"We are now better equipped than ever to play a lead role in working with UK companies to maintain and enhance their position as major players in the full gamut of aviation-related fields.
"Whether it is finding better-performing composite materials or testing new manufacturing methods, modelling the environmental impact of air travel or combating the civil aviation terrorist threat, The University of Manchester is set to make a major contribution to all areas of aerospace research and development."
Professor John Perkins, Vice-President and Dean of the Faculty of Engineering and Physical Sciences, said: "UMARI brings together a hugely talented pool of researchers across a diverse range of disciplines. With world-class facilities available on campus, the Institute is poised to make a huge contribution to the future development of aerospace and aviation technology.
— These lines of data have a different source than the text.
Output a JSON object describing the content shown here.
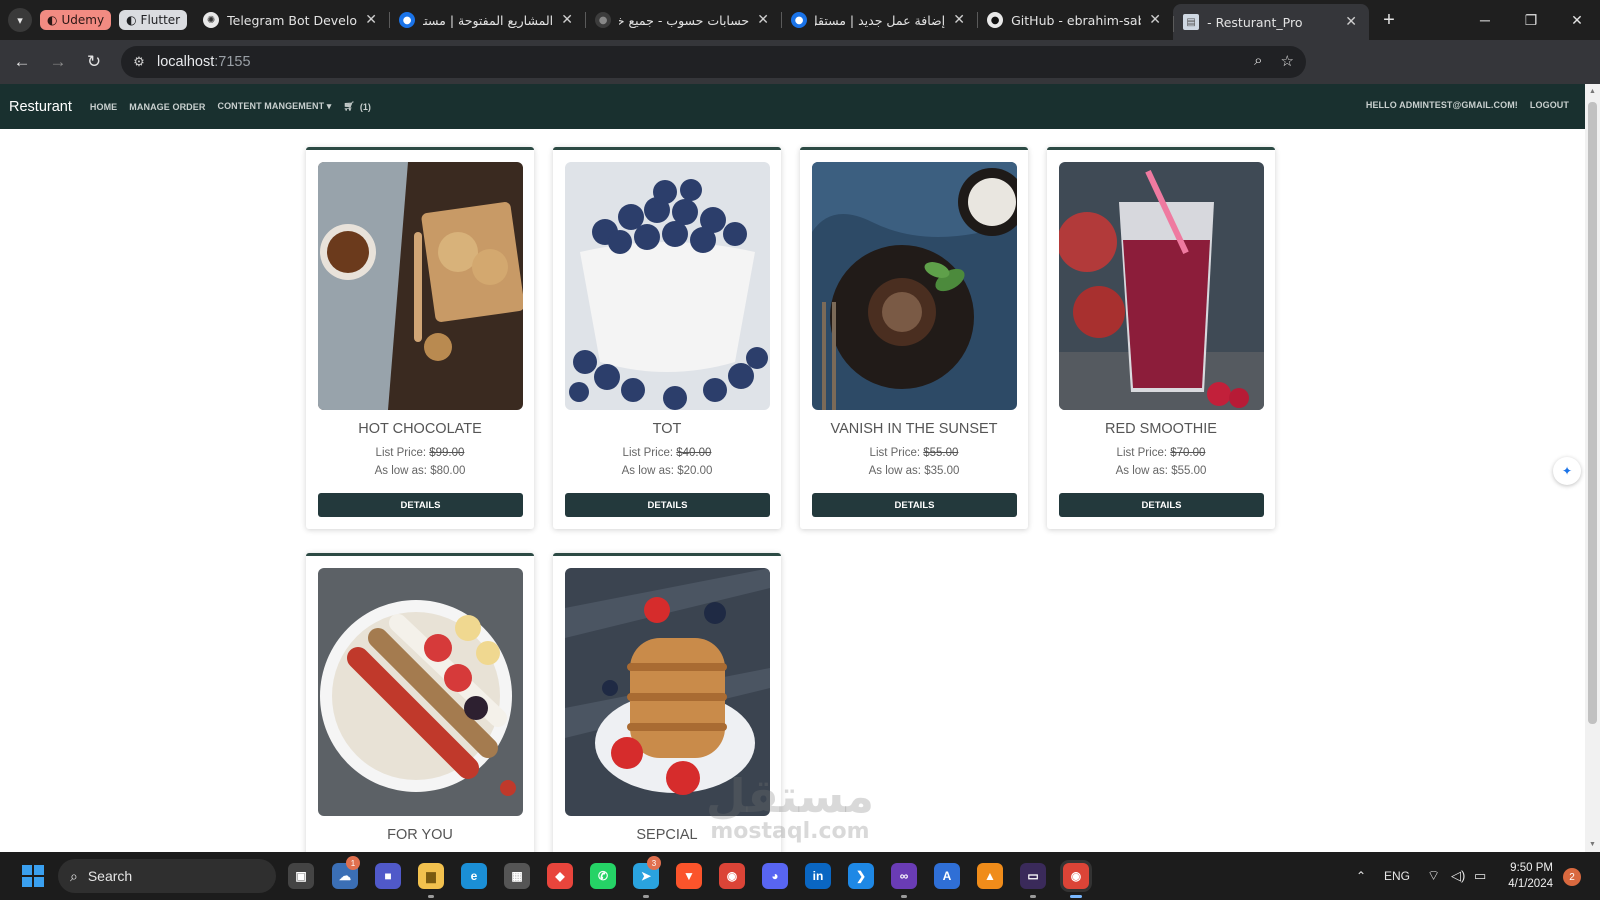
{
  "browser": {
    "tab_groups": [
      {
        "label": "Udemy",
        "color": "#f28b82"
      },
      {
        "label": "Flutter",
        "color": "#dadce0"
      }
    ],
    "tabs": [
      {
        "title": "Telegram Bot Developm",
        "icon": "openai-icon",
        "active": false
      },
      {
        "title": "المشاريع المفتوحة | مستق",
        "icon": "mostaql-icon",
        "active": false
      },
      {
        "title": "حسابات حسوب - جميع خد",
        "icon": "hsoub-icon",
        "active": false
      },
      {
        "title": "إضافة عمل جديد | مستقل",
        "icon": "mostaql-icon",
        "active": false
      },
      {
        "title": "GitHub - ebrahim-saber",
        "icon": "github-icon",
        "active": false
      },
      {
        "title": "- Resturant_Pro",
        "icon": "page-icon",
        "active": true
      }
    ],
    "url_host": "localhost",
    "url_port": ":7155"
  },
  "site": {
    "brand": "Resturant",
    "nav": {
      "home": "HOME",
      "manage_order": "MANAGE ORDER",
      "content_management": "CONTENT MANGEMENT",
      "cart_count": "(1)"
    },
    "user": {
      "greeting": "HELLO ADMINTEST@GMAIL.COM!",
      "logout": "LOGOUT"
    },
    "details_label": "DETAILS",
    "list_price_label": "List Price:",
    "low_price_label": "As low as:",
    "products": [
      {
        "name": "HOT CHOCOLATE",
        "list_price": "$99.00",
        "low_price": "$80.00",
        "image": "hot-chocolate-photo"
      },
      {
        "name": "TOT",
        "list_price": "$40.00",
        "low_price": "$20.00",
        "image": "blueberries-photo"
      },
      {
        "name": "VANISH IN THE SUNSET",
        "list_price": "$55.00",
        "low_price": "$35.00",
        "image": "chocolate-cake-photo"
      },
      {
        "name": "RED SMOOTHIE",
        "list_price": "$70.00",
        "low_price": "$55.00",
        "image": "red-smoothie-photo"
      },
      {
        "name": "FOR YOU",
        "list_price": "",
        "low_price": "",
        "image": "fruit-bowl-photo"
      },
      {
        "name": "SEPCIAL",
        "list_price": "",
        "low_price": "",
        "image": "pancakes-photo"
      }
    ]
  },
  "watermark": {
    "arabic": "مستقل",
    "latin": "mostaql.com"
  },
  "taskbar": {
    "search_label": "Search",
    "language": "ENG",
    "time": "9:50 PM",
    "date": "4/1/2024",
    "notification_count": "2",
    "badges": {
      "weather": "1",
      "telegram": "3"
    }
  },
  "colors": {
    "navbar": "#19302f",
    "button": "#23393c",
    "card_border": "#2c4a44",
    "browser_frame": "#1f1f1f",
    "toolbar": "#35363a"
  }
}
"The launch of this major new institute is another very significant step towards our goal of becoming one of the world's top 25 universities by 2015."
Jon Keighren | alfa
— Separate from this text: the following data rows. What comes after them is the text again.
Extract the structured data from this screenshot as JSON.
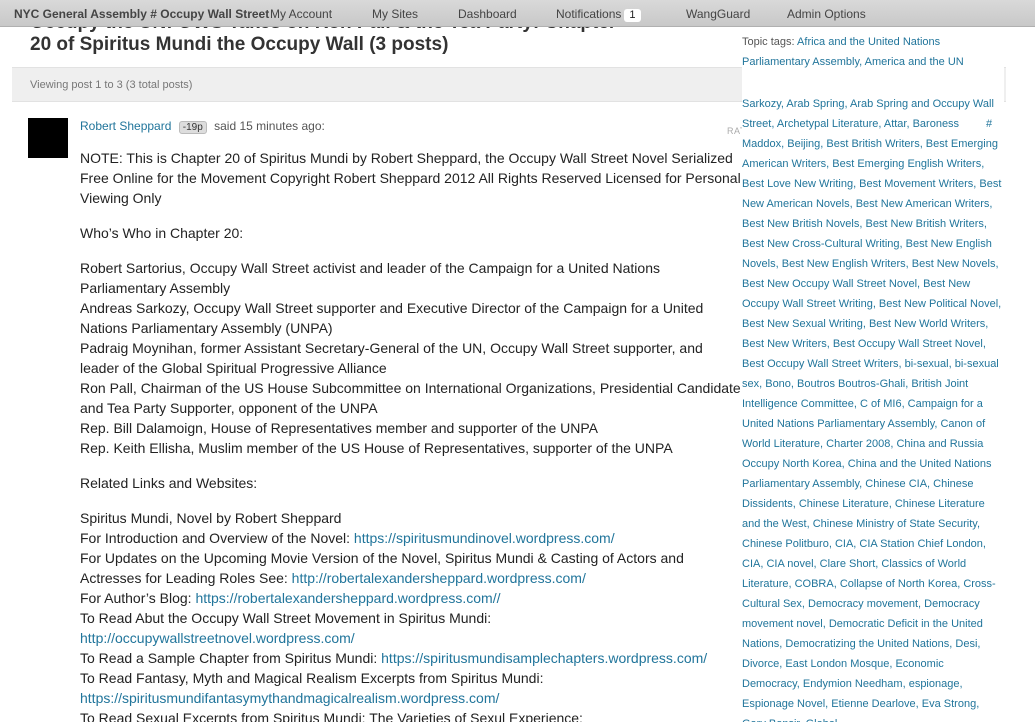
{
  "adminbar": {
    "site": "NYC General Assembly # Occupy Wall Street",
    "my_account": "My Account",
    "my_sites": "My Sites",
    "dashboard": "Dashboard",
    "notifications": "Notifications",
    "notifications_count": "1",
    "wangguard": "WangGuard",
    "admin_options": "Admin Options"
  },
  "topic": {
    "title_line1": "Occupy the UN: OWS Takes on Ron Pall & the Tea Party: Chapter",
    "title_line2": "20 of Spiritus Mundi the Occupy Wall (3 posts)",
    "viewing": "Viewing post 1 to 3 (3 total posts)"
  },
  "post": {
    "author": "Robert Sheppard",
    "karma": "-19p",
    "time": "said 15 minutes ago:",
    "rate_label": "RATE THIS POST",
    "note": "NOTE: This is Chapter 20 of Spiritus Mundi by Robert Sheppard, the Occupy Wall Street Novel Serialized Free Online for the Movement Copyright Robert Sheppard 2012 All Rights Reserved Licensed for Personal Viewing Only",
    "whos_who": "Who’s Who in Chapter 20:",
    "characters": [
      "Robert Sartorius, Occupy Wall Street activist and leader of the Campaign for a United Nations Parliamentary Assembly",
      "Andreas Sarkozy, Occupy Wall Street supporter and Executive Director of the Campaign for a United Nations Parliamentary Assembly (UNPA)",
      "Padraig Moynihan, former Assistant Secretary-General of the UN, Occupy Wall Street supporter, and leader of the Global Spiritual Progressive Alliance",
      "Ron Pall, Chairman of the US House Subcommittee on International Organizations, Presidential Candidate and Tea Party Supporter, opponent of the UNPA",
      "Rep. Bill Dalamoign, House of Representatives member and supporter of the UNPA",
      "Rep. Keith Ellisha, Muslim member of the US House of Representatives, supporter of the UNPA"
    ],
    "related": "Related Links and Websites:",
    "novel_line": "Spiritus Mundi, Novel by Robert Sheppard",
    "intro_text": "For Introduction and Overview of the Novel: ",
    "intro_link": "https://spiritusmundinovel.wordpress.com/",
    "movie_text": "For Updates on the Upcoming Movie Version of the Novel, Spiritus Mundi & Casting of Actors and Actresses for Leading Roles See: ",
    "movie_link": "http://robertalexandersheppard.wordpress.com/",
    "blog_text": "For Author’s Blog: ",
    "blog_link": "https://robertalexandersheppard.wordpress.com//",
    "ows_text": "To Read Abut the Occupy Wall Street Movement in Spiritus Mundi:",
    "ows_link": "http://occupywallstreetnovel.wordpress.com/",
    "sample_text": "To Read a Sample Chapter from Spiritus Mundi: ",
    "sample_link": "https://spiritusmundisamplechapters.wordpress.com/",
    "fantasy_text": "To Read Fantasy, Myth and Magical Realism Excerpts from Spiritus Mundi:",
    "fantasy_link": "https://spiritusmundifantasymythandmagicalrealism.wordpress.com/",
    "sexual_text": "To Read Sexual Excerpts from Spiritus Mundi: The Varieties of Sexul Experience:"
  },
  "sidebar": {
    "topic_tags_label": "Topic tags:",
    "tags_top": "Africa and the United Nations Parliamentary Assembly, America and the UN",
    "tags_main": "Sarkozy, Arab Spring, Arab Spring and Occupy Wall Street, Archetypal Literature, Attar, Baroness Maddox, Beijing, Best British Writers, Best Emerging American Writers, Best Emerging English Writers, Best Love New Writing, Best Movement Writers, Best New American Novels, Best New American Writers, Best New British Novels, Best New British Writers, Best New Cross-Cultural Writing, Best New English Novels, Best New English Writers, Best New Novels, Best New Occupy Wall Street Novel, Best New Occupy Wall Street Writing, Best New Political Novel, Best New Sexual Writing, Best New World Writers, Best New Writers, Best Occupy Wall Street Novel, Best Occupy Wall Street Writers, bi-sexual, bi-sexual sex, Bono, Boutros Boutros-Ghali, British Joint Intelligence Committee, C of MI6, Campaign for a United Nations Parliamentary Assembly, Canon of World Literature, Charter 2008, China and Russia Occupy North Korea, China and the United Nations Parliamentary Assembly, Chinese CIA, Chinese Dissidents, Chinese Literature, Chinese Literature and the West, Chinese Ministry of State Security, Chinese Politburo, CIA, CIA Station Chief London, CIA, CIA novel, Clare Short, Classics of World Literature, COBRA, Collapse of North Korea, Cross-Cultural Sex, Democracy movement, Democracy movement novel, Democratic Deficit in the United Nations, Democratizing the United Nations, Desi, Divorce, East London Mosque, Economic Democracy, Endymion Needham, espionage, Espionage Novel, Etienne Dearlove, Eva Strong, Gary Bonsir, Global"
  }
}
Experiments show that a few self-driving cars can dramatically improve traffic flow
10.05.2017 | University of Illinois College of Engineering
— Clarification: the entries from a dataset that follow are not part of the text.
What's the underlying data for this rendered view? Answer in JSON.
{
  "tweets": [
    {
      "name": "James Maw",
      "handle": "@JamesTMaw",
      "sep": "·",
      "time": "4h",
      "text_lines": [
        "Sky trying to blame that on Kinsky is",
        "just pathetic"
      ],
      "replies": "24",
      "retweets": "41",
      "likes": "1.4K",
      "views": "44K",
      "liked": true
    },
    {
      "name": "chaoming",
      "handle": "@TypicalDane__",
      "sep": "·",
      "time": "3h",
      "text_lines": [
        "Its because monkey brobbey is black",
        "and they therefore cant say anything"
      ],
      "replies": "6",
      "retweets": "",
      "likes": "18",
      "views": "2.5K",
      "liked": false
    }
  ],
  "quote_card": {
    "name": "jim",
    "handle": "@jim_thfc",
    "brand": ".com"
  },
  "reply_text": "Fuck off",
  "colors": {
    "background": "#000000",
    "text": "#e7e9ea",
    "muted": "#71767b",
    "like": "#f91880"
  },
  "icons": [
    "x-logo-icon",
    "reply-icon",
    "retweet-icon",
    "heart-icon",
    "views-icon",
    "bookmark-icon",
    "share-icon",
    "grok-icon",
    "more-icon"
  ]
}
Tool helps cities to plan electric bus routes, and calculate the benefits
09.01.2017 | International Institute for Applied Systems Analysis (IIASA)
The world's highest gain high power laser amplifier - by many orders of magnitude - has been developed in research led at the University of Strathclyde.
The researchers demonstrated the feasibility of using plasma to amplify short laser pulses of picojoule-level energy up to 100 millijoules, which is a 'gain'...
Staphylococcus aureus is a feared pathogen (MRSA, multi-resistant S. aureus) due to frequent resistances against many antibiotics, especially in hospital infections. Researchers at the Paul-Ehrlich-Institut have identified immunological processes that prevent a successful immune response directed against the pathogenic agent. The delivery of bacterial proteins with RNA adjuvant or messenger RNA (mRNA) into immune cells allows the re-direction of the immune response towards an active defense against S. aureus. This could be of significant importance for the development of an effective vaccine. PLOS Pathogens has published these research results online on 25 May 2017.
Staphylococcus aureus (S. aureus) is a bacterium that colonizes by far more than half of the skin and the mucosa of adults, usually without causing infections....
Physicists from the University of Würzburg are capable of generating identical looking single light particles at the push of a button. Two new studies now demonstrate the potential this method holds.
The quantum computer has fuelled the imagination of scientists for decades: It is based on fundamentally different phenomena than a conventional computer....
An international team of physicists has monitored the scattering behaviour of electrons in a non-conducting material in real-time. Their insights could be beneficial for radiotherapy.
We can refer to electrons in non-conducting materials as ‘sluggish’. Typically, they remain fixed in a location, deep inside an atomic composite. It is hence...
Two-dimensional magnetic structures are regarded as a promising material for new types of data storage, since the magnetic properties of individual molecular building blocks can be investigated and modified. For the first time, researchers have now produced a wafer-thin ferrimagnet, in which molecules with different magnetic centers arrange themselves on a gold surface to form a checkerboard pattern. Scientists at the Swiss Nanoscience Institute at the University of Basel and the Paul Scherrer Institute published their findings in the journal Nature Communications.
Ferrimagnets are composed of two centers which are magnetized at different strengths and point in opposing directions. Two-dimensional, quasi-flat ferrimagnets...
24.05.2017 | Event News
23.05.2017 | Event News
22.05.2017 | Event News
29.05.2017 | Earth Sciences
29.05.2017 | Life Sciences
29.05.2017 | Physics and Astronomy